▶ _Task prompt_
Please return every line below that contains the string "heading".

▶ _Dataset entries_

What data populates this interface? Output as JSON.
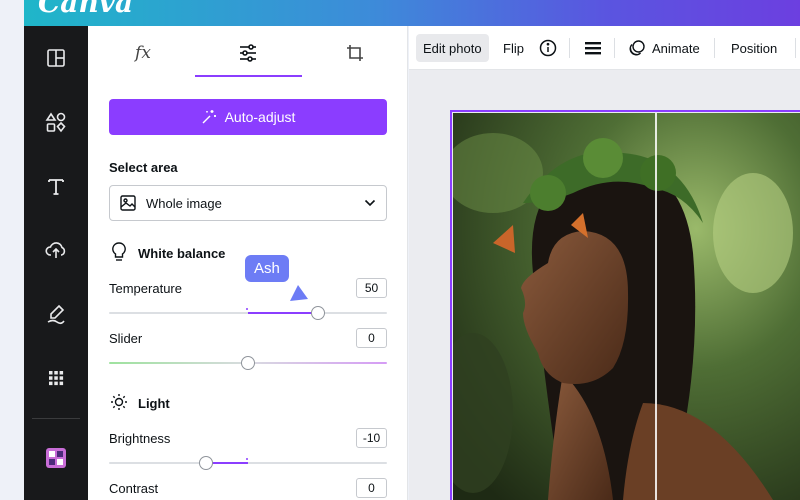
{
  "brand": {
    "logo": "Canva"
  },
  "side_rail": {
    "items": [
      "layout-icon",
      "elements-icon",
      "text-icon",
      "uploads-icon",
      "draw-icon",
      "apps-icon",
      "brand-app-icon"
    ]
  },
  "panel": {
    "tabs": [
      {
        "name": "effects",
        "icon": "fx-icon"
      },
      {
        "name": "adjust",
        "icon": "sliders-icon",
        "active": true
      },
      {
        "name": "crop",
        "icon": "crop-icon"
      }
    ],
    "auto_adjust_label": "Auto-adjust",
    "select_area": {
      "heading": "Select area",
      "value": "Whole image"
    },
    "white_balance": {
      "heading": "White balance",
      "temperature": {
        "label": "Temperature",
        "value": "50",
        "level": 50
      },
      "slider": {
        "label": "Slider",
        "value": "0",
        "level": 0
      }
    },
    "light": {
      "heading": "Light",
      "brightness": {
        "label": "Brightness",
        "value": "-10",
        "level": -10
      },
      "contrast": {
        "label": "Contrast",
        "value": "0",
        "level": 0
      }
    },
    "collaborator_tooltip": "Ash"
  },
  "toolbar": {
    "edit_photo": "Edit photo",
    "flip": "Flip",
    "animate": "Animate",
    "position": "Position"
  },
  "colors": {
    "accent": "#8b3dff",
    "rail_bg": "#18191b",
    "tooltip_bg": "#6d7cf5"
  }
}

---

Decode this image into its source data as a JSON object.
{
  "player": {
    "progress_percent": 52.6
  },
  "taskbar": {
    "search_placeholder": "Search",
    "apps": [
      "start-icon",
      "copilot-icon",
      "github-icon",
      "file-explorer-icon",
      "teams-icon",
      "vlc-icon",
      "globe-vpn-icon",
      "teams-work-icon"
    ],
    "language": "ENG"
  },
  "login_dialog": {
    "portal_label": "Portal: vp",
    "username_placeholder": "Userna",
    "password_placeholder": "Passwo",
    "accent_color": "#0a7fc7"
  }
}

▶ _Output_
      "heading": "Select area",
      "heading": "White balance",
      "heading": "Light",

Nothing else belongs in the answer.